Written by: Melissa Mitri, MS, RDN
Inflammation is your body’s way of fighting against infection, illness, or injury. When something enters your body, such as a virus, your body releases chemicals to trigger an immune response. This is called acute inflammation, and is not necessarily a bad thing. But when your body is in a state of chronic inflammation, it can put you at risk for many health conditions.
Chronic inflammation, when left untreated, can damage your cells and put you at a higher risk for diseases such as arthritis, cancer, diabetes, and obesity. If you suffer from a chronic disease or are at risk, following an anti-inflammatory diet can help reduce your risk.
This article discusses the top foods that cause inflammation.
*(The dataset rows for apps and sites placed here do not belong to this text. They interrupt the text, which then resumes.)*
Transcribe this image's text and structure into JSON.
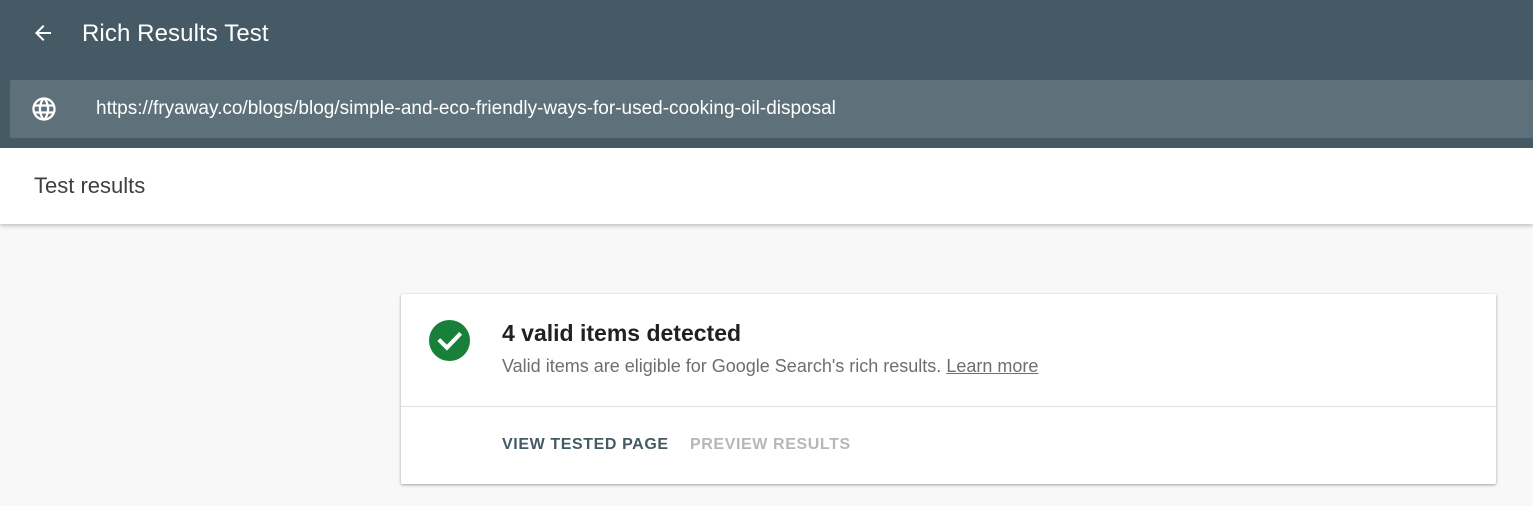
{
  "header": {
    "title": "Rich Results Test",
    "back_icon": "arrow-left-icon",
    "background": "#455a64"
  },
  "url_bar": {
    "icon": "globe-icon",
    "value": "https://fryaway.co/blogs/blog/simple-and-eco-friendly-ways-for-used-cooking-oil-disposal"
  },
  "subheader": {
    "title": "Test results"
  },
  "result": {
    "icon": "check-circle-icon",
    "status_color": "#188038",
    "title": "4 valid items detected",
    "description": "Valid items are eligible for Google Search's rich results.",
    "learn_more": "Learn more",
    "actions": {
      "view_tested_page": "VIEW TESTED PAGE",
      "preview_results": "PREVIEW RESULTS"
    }
  }
}
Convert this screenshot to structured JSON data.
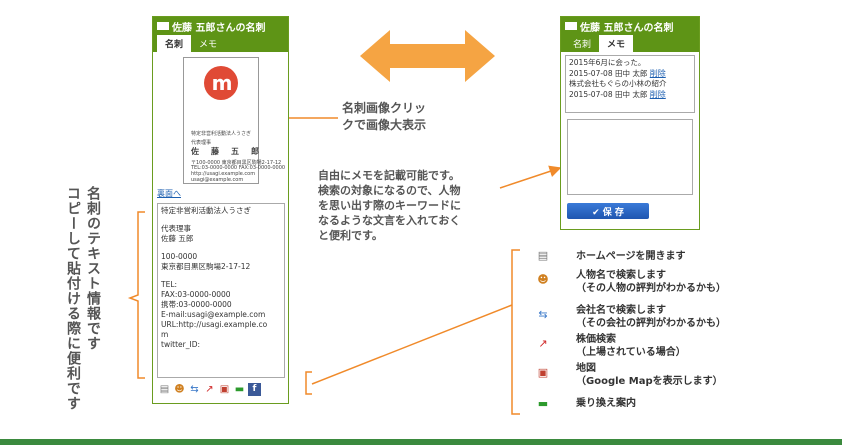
{
  "left_panel": {
    "title": "佐藤 五郎さんの名刺",
    "tabs": [
      "名刺",
      "メモ"
    ],
    "card": {
      "logo_text": "m",
      "org": "特定非営利活動法人うさぎ",
      "role": "代表理事",
      "name": "佐　藤　五　郎",
      "addr1": "〒100-0000 東京都目黒区駒場2-17-12",
      "addr2": "TEL:03-0000-0000  FAX:03-0000-0000",
      "url": "http://usagi.example.com",
      "email": "usagi@example.com"
    },
    "back_link": "裏面へ",
    "text_lines": [
      "特定非営利活動法人うさぎ",
      "",
      "代表理事",
      "佐藤 五郎",
      "",
      "100-0000",
      "東京都目黒区駒場2-17-12",
      "",
      "TEL:",
      "FAX:03-0000-0000",
      "携帯:03-0000-0000",
      "E-mail:usagi@example.com",
      "URL:http://usagi.example.co",
      "m",
      "twitter_ID:"
    ]
  },
  "right_panel": {
    "title": "佐藤 五郎さんの名刺",
    "tabs": [
      "名刺",
      "メモ"
    ],
    "memos": [
      {
        "text": "2015年6月に会った。"
      },
      {
        "text": "2015-07-08 田中 太郎",
        "delete": "削除"
      },
      {
        "text": "株式会社もぐらの小林の紹介"
      },
      {
        "text": "2015-07-08 田中 太郎",
        "delete": "削除"
      }
    ],
    "save_label": "✔ 保 存"
  },
  "annotations": {
    "card_click": [
      "名刺画像クリッ",
      "クで画像大表示"
    ],
    "memo_desc": [
      "自由にメモを記載可能です。",
      "検索の対象になるので、人物",
      "を思い出す際のキーワードに",
      "なるような文言を入れておく",
      "と便利です。"
    ],
    "vertical_a": "名刺のテキスト情報です",
    "vertical_b": "コピーして貼付ける際に便利です"
  },
  "features": [
    {
      "icon": "homepage-icon",
      "glyph": "▤",
      "color": "#777777",
      "lines": [
        "ホームページを開きます"
      ]
    },
    {
      "icon": "person-search-icon",
      "glyph": "☻",
      "color": "#d08020",
      "lines": [
        "人物名で検索します",
        "（その人物の評判がわかるかも）"
      ]
    },
    {
      "icon": "company-search-icon",
      "glyph": "⇆",
      "color": "#3a78c8",
      "lines": [
        "会社名で検索します",
        "（その会社の評判がわかるかも）"
      ]
    },
    {
      "icon": "stock-chart-icon",
      "glyph": "↗",
      "color": "#d02a2a",
      "lines": [
        "株価検索",
        "（上場されている場合）"
      ]
    },
    {
      "icon": "map-icon",
      "glyph": "▣",
      "color": "#c04030",
      "lines": [
        "地図",
        "（Google Mapを表示します）"
      ]
    },
    {
      "icon": "train-icon",
      "glyph": "▬",
      "color": "#2c9a2c",
      "lines": [
        "乗り換え案内"
      ]
    }
  ],
  "colors": {
    "accent": "#5e9416",
    "arrow": "#f39c3a",
    "button": "#1f56b0"
  }
}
Below each category, common examples are provided.
1. Refined Carbohydrates
Refined carbohydrates can contribute to inflammation and obesity by increasing inflammatory markers in the body. Refined carbs have a higher glycemic index (GI) which means they tend to raise your blood sugars more quickly. Chronically high blood sugar levels can contribute to inflammation. It is recommended to limit your refined carbohydrate intake as much as possible. At minimum, at least ½ of your grain intake should come from whole grains.2. Processed Meats
- Hot Dogs
Processed meat consumption is associated with an increased risk of inflammatory diseases such as cancer, diabetes, and heart disease. This is partially because they contain more advanced glycation end products (AGE’s) than other meats, that are formed when cooking at high temperatures. AGE’s are chemicals that increase inflammation in the body. It is recommended to limit processed meat intake as much as possible, and instead choose more natural, lean meats such as chicken breast, pork tenderloin, or lean sirloin.3. Alcohol
Excess alcohol intake can increase CRP levels in the body, a marker of inflammation. People who drink more than recommended are also at risk for a condition called leaky gut, which causes bacteria to move into the body at a higher rate than normal. This can lead to inflammation and may increase the risk of chronic diseases. Alcohol intake should be limited to one drink per day for women and two for men. One standard drink is 5 oz of wine, 12 oz of beer, and 1.5 oz of liquor.4. Added Sugars
- Sweetened Cereals
- Soft Drinks and Juices
Excess sugar intake has been shown to increase the risk for insulin resistance and inflammation. Several studies have shown that a diet high in added sugar can lead to increased inflammation. To lower your risk, limit your total added sugar intake to 25 grams per day, or less than 10% of your total calories.5. Trans Fats
- Baked Goods
- Frozen Pizza
- Refrigerated Biscuits and Rolls
- Fried Foods
Trans fats are often added to processed foods to extend their shelf life. Since trans fats are not natural, they have been shown to increase inflammation and chronic disease risk. There is no safe amount of trans fat intake, so it’s best to avoid any product that has “partially hydrogenated oil” listed on the ingredient label.
Following an anti-inflammatory diet that limits these foods can improve your overall health. However, it is not enough to just simply reduce your intake of these foods. It is also equally as important to consume anti-inflammatory foods. One simple way to get your daily anti-inflammatory dose is from ZYN CURCUMIN (from Turmeric) Infused Drinks. ZYN provides refreshment packed with the health benefits of 10-to-15 Turmeric roots, fortified with vitamins C&D and 200mg of CURCUMIN. Due to the high level of CURCUMIN, the refreshing drinks may reduce your inflammation and boost your overall health.
*These statements have not been evaluated by the Food and Drug Administration. The products are not intended to diagnose, treat, cure, or prevent any disease.
About Melissa Mitri, MS, RDN
Weight Loss Expert
Melissa Mitri is a Registered Dietitian-Nutritionist and owner of Melissa Mitri Nutrition, LLC. In her private practice, Melissa specializes in helping women lose weight and keep it off through simple, sustainable habits. She is a freelance writer for both health professionals and companies alike and is the author of the Ebook “20-Minute Meals for Busy Women.”